Making the Grades
Still on the lam from New York City’s Central Park Zoo, Alex the lion (voice by Ben Stiller), Marty the zebra (voice by Chris Rock), Gloria the hefty hippo (voice by Jada Pickett Smith) and Melman the anxious giraffe (voice by David Schwimmer) have had enough of their folly and are ready to head back to the pampered confines of their enclosures.
But direct flights from the African Serengeti, where they landed in their last adventure, don’t exist. And the only plane out—one patched together by a passel of penguins—has just taken off for Monte Carlo. Once there, the wily birds plan to clean house at the principality’s famous casino.
After waiting weeks for their return, the four friends decide to hoof it across Africa and all the way to the luxurious gambling resort to meet up with their black and white pals.

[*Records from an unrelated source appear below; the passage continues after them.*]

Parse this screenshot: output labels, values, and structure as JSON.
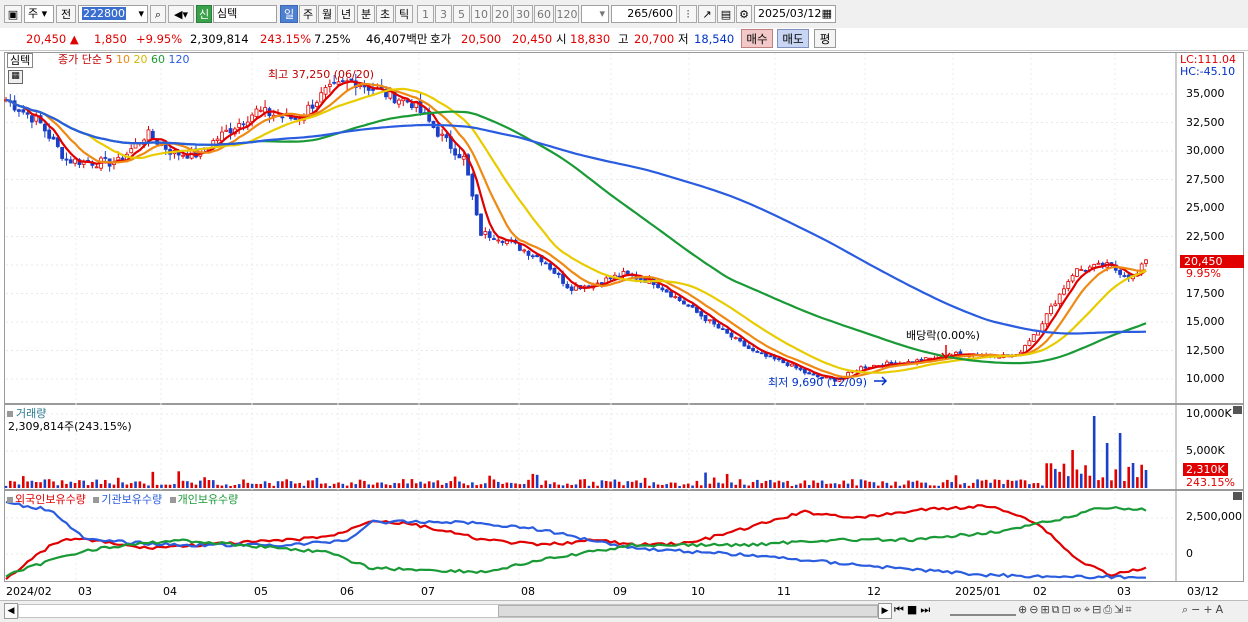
{
  "toolbar": {
    "period_label": "주",
    "prev_label": "전",
    "code": "222800",
    "stock_badge": "신",
    "stock_name": "심텍",
    "period_buttons": [
      "일",
      "주",
      "월",
      "년",
      "분",
      "초",
      "틱"
    ],
    "interval_buttons": [
      "1",
      "3",
      "5",
      "10",
      "20",
      "30",
      "60",
      "120"
    ],
    "bar_count": "265",
    "bar_max": "/600",
    "date": "2025/03/12"
  },
  "quote": {
    "price": "20,450",
    "change": "1,850",
    "change_pct": "+9.95%",
    "volume": "2,309,814",
    "volume_pct": "243.15%",
    "turnover_rate": "7.25%",
    "amount": "46,407백만",
    "ask_label": "호가",
    "ask": "20,500",
    "bid": "20,450",
    "open_label": "시",
    "open": "18,830",
    "high_label": "고",
    "high": "20,700",
    "low_label": "저",
    "low": "18,540",
    "buy_label": "매수",
    "sell_label": "매도",
    "pin_label": "평"
  },
  "legend": {
    "stock": "심텍",
    "ma_label": "종가 단순",
    "ma_periods": [
      "5",
      "10",
      "20",
      "60",
      "120"
    ],
    "ma_colors": [
      "#e00000",
      "#ee8a14",
      "#e8cc00",
      "#1a9a36",
      "#2a5ce0"
    ]
  },
  "annotations": {
    "high": "최고 37,250 (06/20)",
    "low": "최저 9,690 (12/09)",
    "dividend": "배당락(0.00%)"
  },
  "price_axis": {
    "lc": "LC:111.04",
    "hc": "HC:-45.10",
    "ticks": [
      "35,000",
      "32,500",
      "30,000",
      "27,500",
      "25,000",
      "22,500",
      "20,000",
      "17,500",
      "15,000",
      "12,500",
      "10,000"
    ],
    "last_price": "20,450",
    "last_pct": "9.95%"
  },
  "volume_panel": {
    "title": "거래량",
    "value": "2,309,814주(243.15%)",
    "ticks": [
      "10,000K",
      "5,000K"
    ],
    "last": "2,310K",
    "last_pct": "243.15%"
  },
  "holdings_panel": {
    "items": [
      "외국인보유수량",
      "기관보유수량",
      "개인보유수량"
    ],
    "colors": [
      "#e00000",
      "#2a5ce0",
      "#1a9a36"
    ],
    "ticks": [
      "2,500,000",
      "0"
    ]
  },
  "x_axis": {
    "labels": [
      "2024/02",
      "03",
      "04",
      "05",
      "06",
      "07",
      "08",
      "09",
      "10",
      "11",
      "12",
      "2025/01",
      "02",
      "03"
    ],
    "end_date": "03/12"
  }
}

However, the large, free-roaming zoo animals cause quite a stir when the drop in at the ritzy establishment. As the guests go screaming from the game tables, the head of security summons the notorious, gun-slinging, animal control specialist Captain Chantel DuBois (voice by Frances McDormand).
The Captain’s idea of control involves decapitating and mounting her preys’ heads on her office wall. The one bare spot remaining is reserved for the king of the beasts himself. With animal instincts (that include sniffing the trail like a hound dog and lapping up pooled water from their paw prints), she loads her tranquilizer gun and sets off in search of the errant critters.
Since it’s hard to hide in a crowd, Alex and the others look for a way to surreptitiously traverse the European continent. Their answer arrives in the form of a circus train. Pretending to be entertainers themselves, the foursome and their tag along pals scurry aboard just in time to avoid the Captain. But after a dismal performance at the train’s first stop, Alex recognizes the show needs an overhaul if the group ever hopes to win a contract to appear in New York.
With the same humor as the two previous movies (Madagascar and Madagascar Escape 2 Africa), this script combines kids jokes with adult oriented quips that include mild crude humor and brief sexual innuendos. However the bigger problem may be the frequent use of weapons—particularly tranquilizer guns. Both animals and humans are shot at close range. Given the opportunity, the Captain also attempts to cut off Alex’s head with a handsaw while he is groggy. And thanks to the film’s 3D effects, explosions and flying objects appear to hurl into the audience on a regular basis.
With a darker villain and numerous moments of peril for the characters, this story isn’t for younger viewers. But then neither is the lyrics of Katie Perry’s featured song “Fireworks”, which seems to be getting as much play time in the movies as on the radio. While her tune may be catchy, be prepared to have the more annoying circus afro ditty rolling around your head long after you’ve left the theater.
Discussion Ideas After The Movie
Teaching ideas and topics to discuss about Madagascar 3: Europe’s Most Wanted.
Why do Marty and Alex argue about who is the leader of the group? What responsibilities come with leadership? What sacrifices does a leader need to make for the others?
The script makes several jokes about the French and Canadians. How might people from those countries view these jabs?
What do the animals discover about their old home? How can our perspective’s change with new experiences? What lessons have the four friends learned about themselves and each other while on their travels?
Cirque du Soleil is a Canadian entertainment group famous for its circus arts, acrobatics and fantastical characters. The company, founded in 1984 by two former street performers, Guy Laliberté and Daniel Gauthier, now performs around the world and has a permanent show in Las Vegas. Check out a preview of their shows.